On Storms, Draughts and Wearing Coats Indoors
Heavy rain imprisons us. We have been locked in our little box for thirty-six hours now, trying to judge gaps between downpours to take the dogs for essential toilet breaks. The one saving grace is our sea view, which is revealed to us when the rain briefly eases off to a steady downpour.
We lay last night in the drop-down bed above the driver and passenger seats listening to windblown rain bouncing off our thin plastic roof like handfuls of thrown gravel. Thunder crashed and lightning flashed, but we were warm and dry in our duvet cocoon. Getting out of bed this morning was less pleasant.
Our Hymer is a cold home if we park facing the wrong direction. We always try to stop port side windward. The motorhomes weakness is its starboard side. There’s a large vent behind the fridge and another behind the oven. A gale blows through both of them unless the vents are sheltered, as it does through what’s left of our rear bedroom window.
Last summer, I reversed the Hymer along a narrow passage at a boatyard through towering sailboats on steel cradles.
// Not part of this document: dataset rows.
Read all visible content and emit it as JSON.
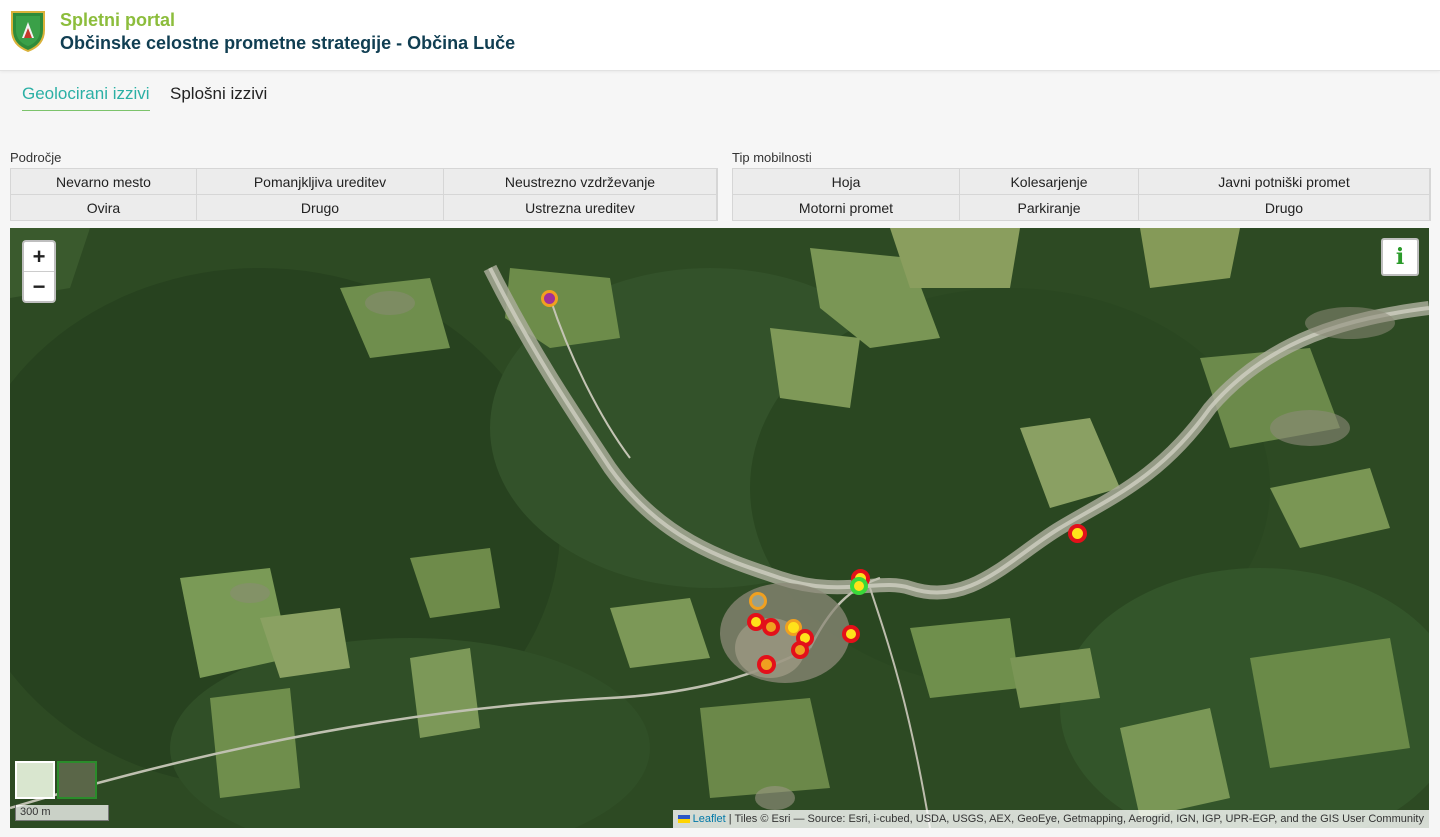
{
  "header": {
    "title": "Spletni portal",
    "subtitle": "Občinske celostne prometne strategije - Občina Luče",
    "logo_icon": "coat-of-arms-icon"
  },
  "tabs": [
    {
      "label": "Geolocirani izzivi",
      "active": true
    },
    {
      "label": "Splošni izzivi",
      "active": false
    }
  ],
  "filters": {
    "area": {
      "label": "Področje",
      "buttons": [
        "Nevarno mesto",
        "Pomanjkljiva ureditev",
        "Neustrezno vzdrževanje",
        "Ovira",
        "Drugo",
        "Ustrezna ureditev"
      ]
    },
    "mobility": {
      "label": "Tip mobilnosti",
      "buttons": [
        "Hoja",
        "Kolesarjenje",
        "Javni potniški promet",
        "Motorni promet",
        "Parkiranje",
        "Drugo"
      ]
    }
  },
  "map": {
    "zoom_in": "+",
    "zoom_out": "−",
    "info_icon": "info-icon",
    "info_glyph": "i",
    "scale": "300 m",
    "attribution_link": "Leaflet",
    "attribution_text": " | Tiles © Esri — Source: Esri, i-cubed, USDA, USGS, AEX, GeoEye, Getmapping, Aerogrid, IGN, IGP, UPR-EGP, and the GIS User Community",
    "colors": {
      "red": "#e3101a",
      "yellow": "#ffe21a",
      "orange": "#f0a020",
      "green": "#3ad83a",
      "purple": "#a0309a",
      "gray": "#9aa08a"
    }
  }
}
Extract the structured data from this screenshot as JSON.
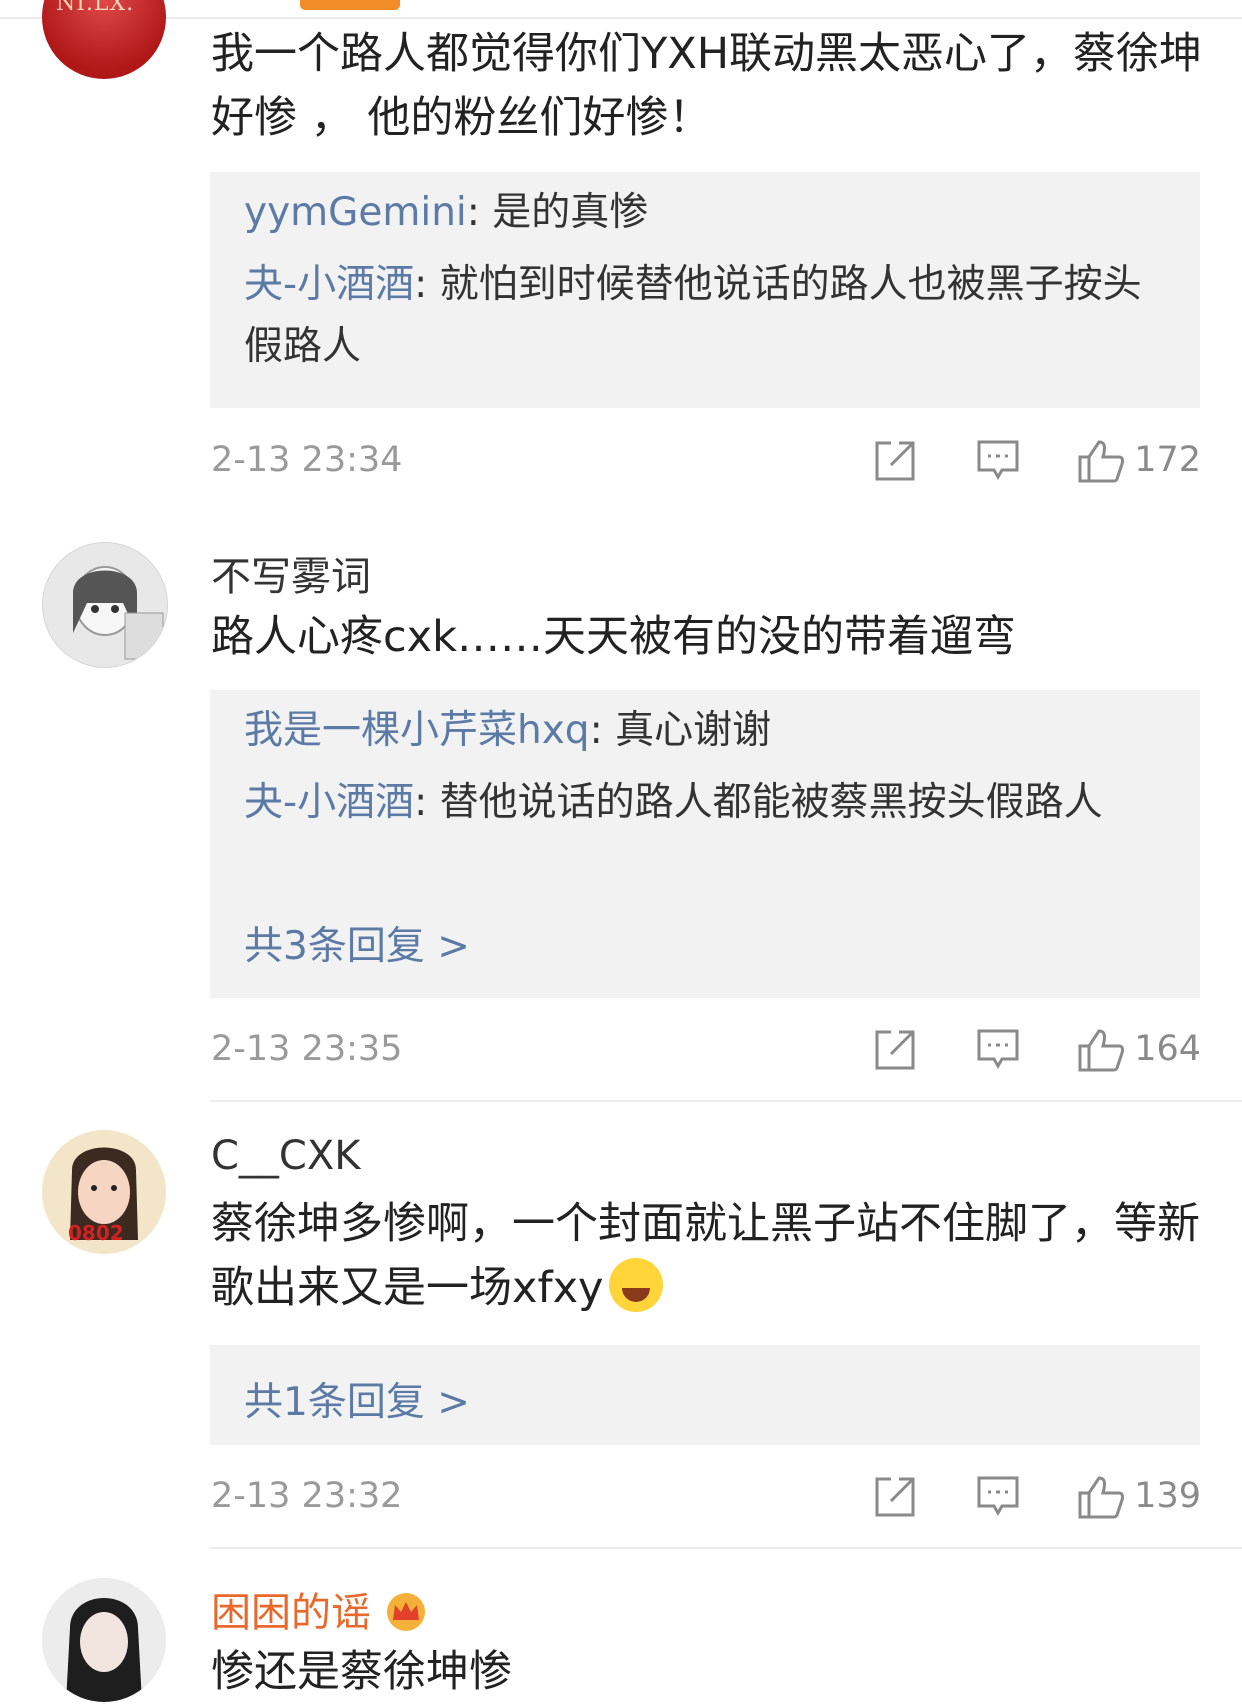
{
  "comments": [
    {
      "avatar_text": "NI.LX.",
      "username": "",
      "text": "我一个路人都觉得你们YXH联动黑太恶心了，蔡徐坤好惨 ， 他的粉丝们好惨！",
      "replies": [
        {
          "name": "yymGemini",
          "text": ": 是的真惨"
        },
        {
          "name": "夬-小酒酒",
          "text": ": 就怕到时候替他说话的路人也被黑子按头假路人"
        }
      ],
      "more": "",
      "time": "2-13 23:34",
      "likes": "172"
    },
    {
      "username": "不写雾词",
      "text": "路人心疼cxk……天天被有的没的带着遛弯",
      "replies": [
        {
          "name": "我是一棵小芹菜hxq",
          "text": ": 真心谢谢"
        },
        {
          "name": "夬-小酒酒",
          "text": ": 替他说话的路人都能被蔡黑按头假路人"
        }
      ],
      "more": "共3条回复 >",
      "time": "2-13 23:35",
      "likes": "164"
    },
    {
      "avatar_text": "0802",
      "username": "C__CXK",
      "text": "蔡徐坤多惨啊，一个封面就让黑子站不住脚了，等新歌出来又是一场xfxy",
      "replies": [],
      "more": "共1条回复 >",
      "time": "2-13 23:32",
      "likes": "139"
    },
    {
      "username": "困困的谣",
      "text": "惨还是蔡徐坤惨"
    }
  ],
  "icons": {
    "share": "share-icon",
    "comment": "comment-icon",
    "like": "thumbs-up-icon",
    "crown": "crown-icon",
    "emoji_laugh": "laughing-emoji-icon"
  },
  "colors": {
    "accent": "#f28c28",
    "link": "#5b7aa6",
    "vip_name": "#e8692b"
  }
}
I should have checked for open windows first. Cynthia and I taped the shattered pieces together, ordered another through our Dutch motorhome mechanic and waited, and waited, and then waited some more. The old Hymer window needs making to order. We’ve been waiting for the replacement since last August.
In the meantime, wind whistles through untaped cracks and through the fridge and cooker vents. We parked facing the sea for the view. The price we pay for the sight of crashing surf as we eat our meals is a draughty home. Our internal thermometers are set differently. While Cynthia works her early morning magic in front of a flaming stove dressed in a light summer top, I sit still as I type, exposed to a constant breeze which chills me to the bone. Sometimes I have to resort to wearing a fleece hat indoors, occasionally a coat too.
I suppose a possible solution is to get off my fat and lazy arse and give Cynthia a hand with cooking breakfast. I could, but she does such a good job. It’s a shame to disturb her.